In a patch of desert to the west of the Nile, more than six million solar panels harvest the energy of the sun, helping to light thousands of homes and businesses — and offering a glimpse of Egypt’s green future.
In 2019, Egypt unveiled its flagship Benban Solar Park, the world’s largest solar installation. Spanning 36 square kilometres of desert, in 32 plots developed by over 40 companies from 12 countries, it generates over 1500mW of power.
Benban, which is so large it is visible from space, is the biggest signal yet of Egypt’s commitment to clean, sustainable energy, and a testament to the power of partnership between the public and private sectors.
Today, the park is optimising the price of energy, strengthening Egypt’s energy mix, adding more local resources and will help avoid millions of tons of greenhouse gas emissions; it also created thousands of jobs, boosting Egypt’s economy.
Think green; act green
The high ambitions for a greener future in Egypt are based on strong commitment, as well as capacity to unlock a green transformation in the country. The origins also stem from memories of constrained fuel supplies and hours of load shedding. Egypt’s government is on a mission not only to ‘think green’ but also ‘act green’ in all policies and projects to help preserve the environment and bring sustainable energy to the country's population.

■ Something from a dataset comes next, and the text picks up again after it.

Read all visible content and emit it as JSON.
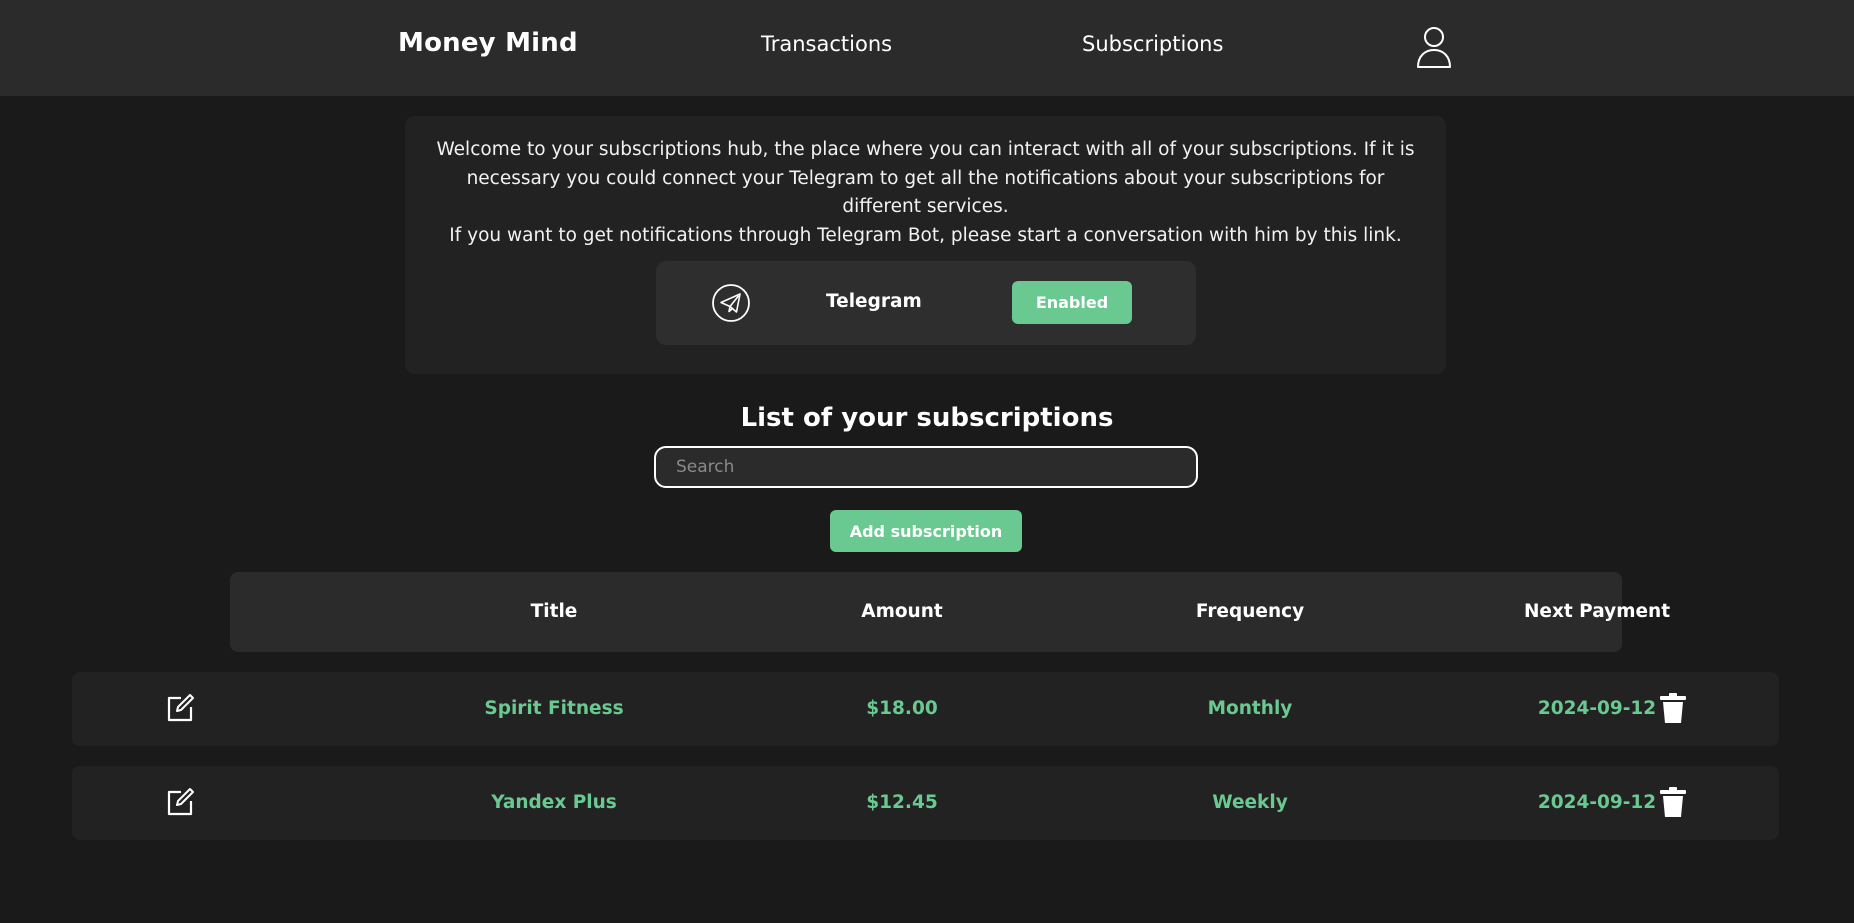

To meet the rising energy demand as the population increases, Egypt has been implementing its sustainable energy strategy, ISES 2035, which involves increasing the use of renewable energy and improving energy efficiency in the power sector. The government has set targets for renewables to make up a 42% share of the country’s electricity by 2035.
And, since the Renewable Energy Law (Decree Law 203/2014), the private sector has been encouraged to play a role in the country’s green transformation strategy and produce electricity from renewable energy sources.

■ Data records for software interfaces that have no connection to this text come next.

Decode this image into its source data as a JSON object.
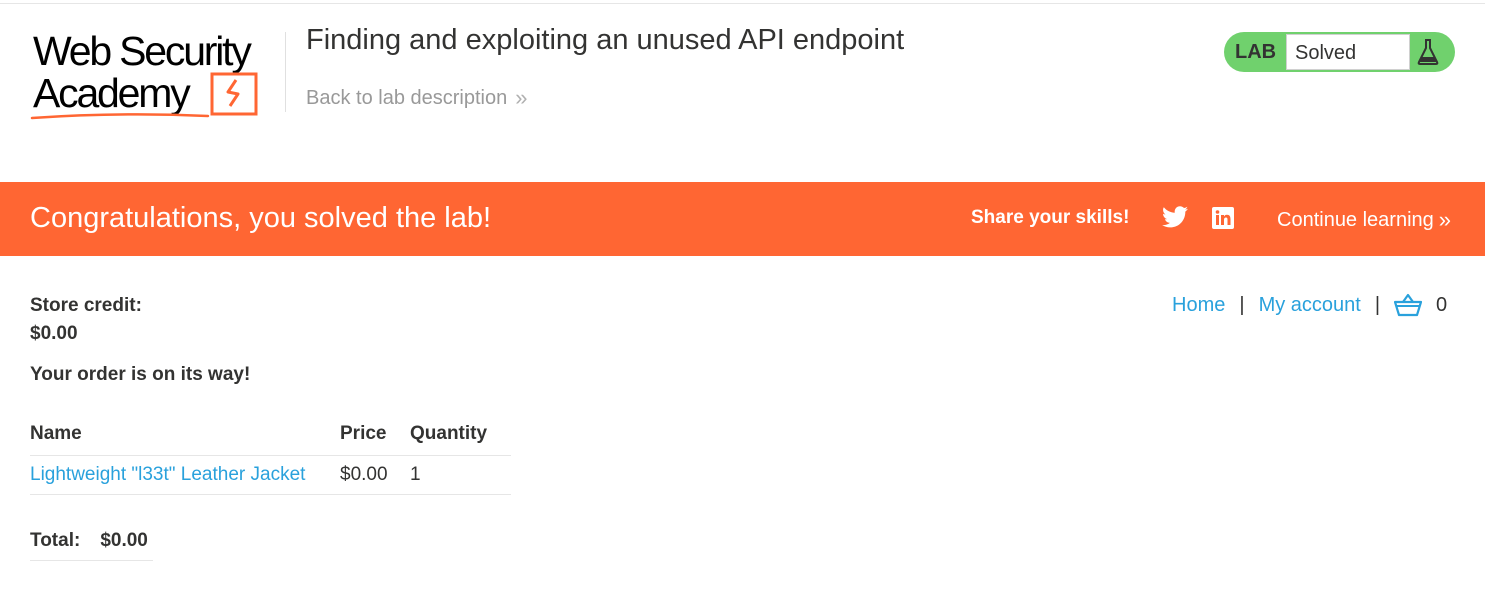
{
  "header": {
    "logo": {
      "line1": "Web Security",
      "line2": "Academy"
    },
    "lab_title": "Finding and exploiting an unused API endpoint",
    "back_link": "Back to lab description",
    "status": {
      "label": "LAB",
      "value": "Solved",
      "icon": "flask-icon",
      "color": "#70d16d"
    }
  },
  "banner": {
    "message": "Congratulations, you solved the lab!",
    "share_label": "Share your skills!",
    "share_icons": [
      "twitter-icon",
      "linkedin-icon"
    ],
    "continue_label": "Continue learning",
    "color": "#ff6633"
  },
  "nav": {
    "home": "Home",
    "separator": "|",
    "my_account": "My account",
    "cart_icon": "basket-icon",
    "cart_count": "0",
    "link_color": "#29a1dc"
  },
  "account": {
    "credit_label": "Store credit:",
    "credit_value": "$0.00",
    "order_message": "Your order is on its way!"
  },
  "order": {
    "columns": [
      "Name",
      "Price",
      "Quantity"
    ],
    "rows": [
      {
        "name": "Lightweight \"l33t\" Leather Jacket",
        "price": "$0.00",
        "quantity": "1"
      }
    ],
    "total_label": "Total:",
    "total_value": "$0.00"
  }
}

A number of initiatives have appeared in the market: KarmSolar was the first private solar integrator in Egypt to obtain a license from the Egyptian Electricity Regulatory Agency. This helped Egypt become one of the Middle East and North Africa's leading countries in renewable energy in the recent 2020 Solar Outlook Report.
The Government of Egypt is also putting sustainability at the heart of the growth agenda. In September 2020, the government closed the Middle East’s first issuance of a sovereign green bond, earmarked for a portfolio of green projects worth $1.9bn. In 2020, it has approved some 691 green projects with a combined investment volume of around $28.6bn, including an electric train project in Cairo, more renewable energy projects and an innovative green hotel certification program.

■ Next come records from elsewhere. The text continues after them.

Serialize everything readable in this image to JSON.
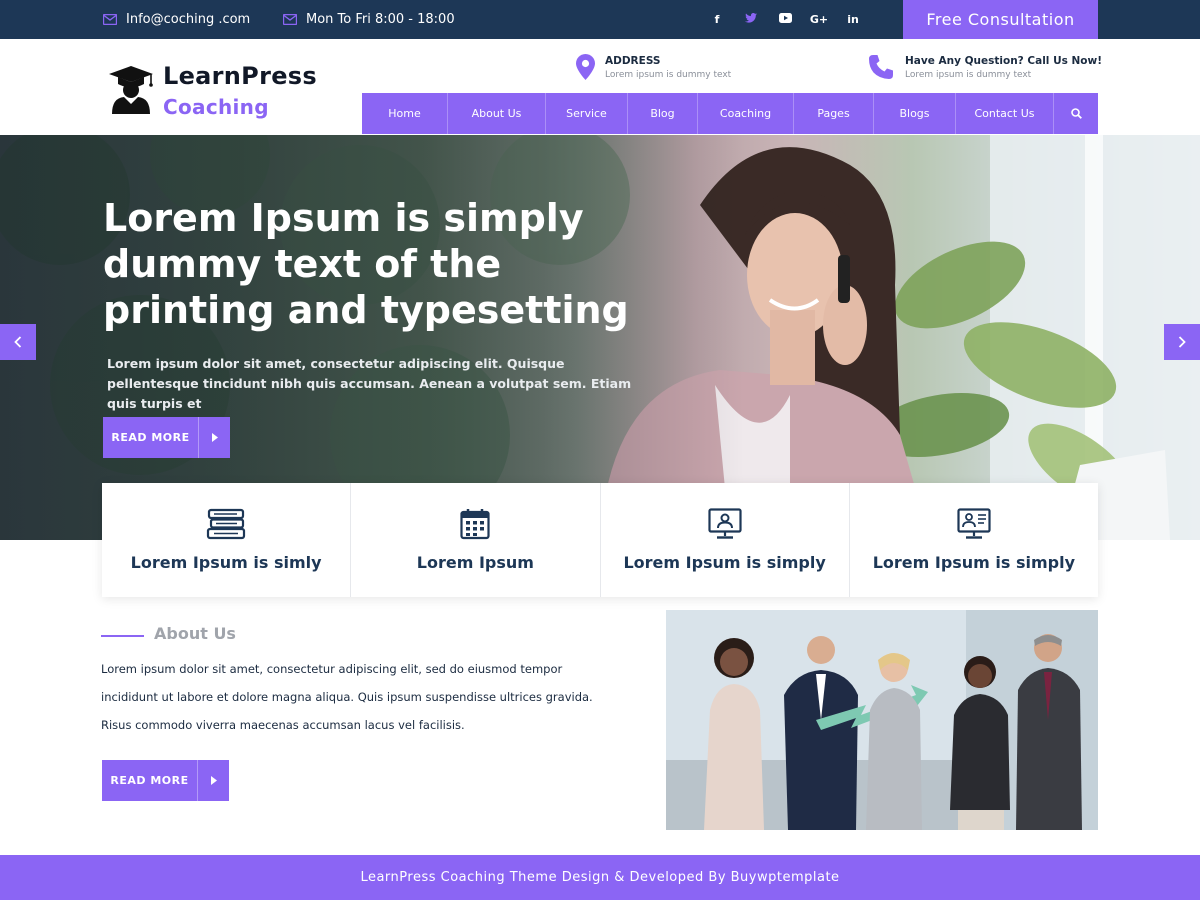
{
  "topbar": {
    "email": "Info@coching .com",
    "hours": "Mon To Fri  8:00 - 18:00",
    "social": [
      "f",
      "t",
      "yt",
      "G+",
      "in"
    ],
    "consult_label": "Free Consultation"
  },
  "logo": {
    "title": "LearnPress",
    "subtitle": "Coaching"
  },
  "contact": {
    "address_title": "ADDRESS",
    "address_text": "Lorem ipsum is dummy text",
    "phone_title": "Have Any Question? Call Us Now!",
    "phone_text": "Lorem ipsum is dummy text"
  },
  "nav": {
    "items": [
      "Home",
      "About Us",
      "Service",
      "Blog",
      "Coaching",
      "Pages",
      "Blogs",
      "Contact Us"
    ],
    "search_icon": "search-icon"
  },
  "hero": {
    "title": "Lorem Ipsum is simply dummy text of the printing and typesetting",
    "text": "Lorem ipsum dolor sit amet, consectetur adipiscing elit. Quisque pellentesque tincidunt nibh quis accumsan. Aenean a volutpat sem. Etiam quis turpis et",
    "button": "READ MORE"
  },
  "features": [
    {
      "title": "Lorem Ipsum is simly",
      "icon": "books-icon"
    },
    {
      "title": "Lorem Ipsum",
      "icon": "calendar-icon"
    },
    {
      "title": "Lorem Ipsum is simply",
      "icon": "monitor-user-icon"
    },
    {
      "title": "Lorem Ipsum is simply",
      "icon": "video-call-icon"
    }
  ],
  "about": {
    "heading": "About Us",
    "text": "Lorem ipsum dolor sit amet, consectetur adipiscing elit, sed do eiusmod tempor incididunt ut labore et dolore magna aliqua. Quis ipsum suspendisse ultrices gravida. Risus commodo viverra maecenas accumsan lacus vel facilisis.",
    "button": "READ MORE"
  },
  "footer": {
    "text": "LearnPress Coaching Theme Design & Developed By Buywptemplate"
  },
  "colors": {
    "accent": "#8b65f4",
    "dark": "#1d3756"
  }
}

Within the public sector domain, the Al Mahsamma wastewater treatment plant in the Sinai Peninsula is the world’s biggest agricultural drainage treatment plant for water recycling and reuse. As well as supporting the natural ecology of Al Temsah Lake, water from the plant is helping to cultivate some 70,000 acres of land. That is creating new jobs and boosting the development of sustainable communities in the area.
These, and many other initiatives, are helping to position Egypt as a regional green champion. While many emerging economies in Africa are at a point where their future development, industrialisation and urbanisation could be transformed to a green model, Egypt is leading the way.
But, the path to a greener economy is not always easy. The right regulatory framework must be in place and sources of long-term financing available to help the government achieve sustainable pricing. This is where a strong partnership between countries and development finance institutions like IFC are critical. Governments must also have a clear commitment to reforms.
As the COVID-19 pandemic continues to ravage economies around the world, we believe that committing to a green economy holds the key to a more resilient and sustainable future, not just in Egypt but across the Middle East and Africa.
Why going green is important
Green nowadays is very often synonymous with lowest cost. Essentially, rebuilding an economy in a green way makes not only for a cleaner environment—it also saves costs and makes the economy more robust and resilient to external shocks. All these attributes attract international investors looking for good opportunities. For this reason, greening Egypt’s economy can help unleash public and private
capital flows and support low-carbon, resource-efficient growth and job creation.
This is why in Egypt we need to do more to hurry the transition. An IFC analysis of climate pledges by Egypt, Jordan and Morocco estimates a total climate-smart investment potential of $265 billion between now and 2030. Cities in these three countries alone could attract billions in investment in green buildings, public transport, electric vehicles, waste solutions and renewable energy.
To harness this potential, governments must ensure a conducive regulatory environment that encourages investment, both foreign and domestic.
Financing the development agenda requires collaboration among all stakeholders involved. To that end, the Ministry of International Cooperation in Egypt and IFC mapped current IFC private sector financing to the United Nations Sustainable Development Goals to align our joint cooperation with the 2030 Agenda (see infographic above).
The Covid-19 pandemic has shown us our vulnerabilities but has also provided us with an opportunity to rebuild greener, more resilient, less dependent economies. Egypt is embracing the challenge and working hand in hand with the multilateral and bilateral development partners to bring private investment and innovation to the country. We hope the rest of Africa and the Middle East will follow.
Rania Al-Mashat is Egypt's minister for international cooperation. Sérgio Pimenta is the vice president for the Middle East and Africa at the International Finance Corporation.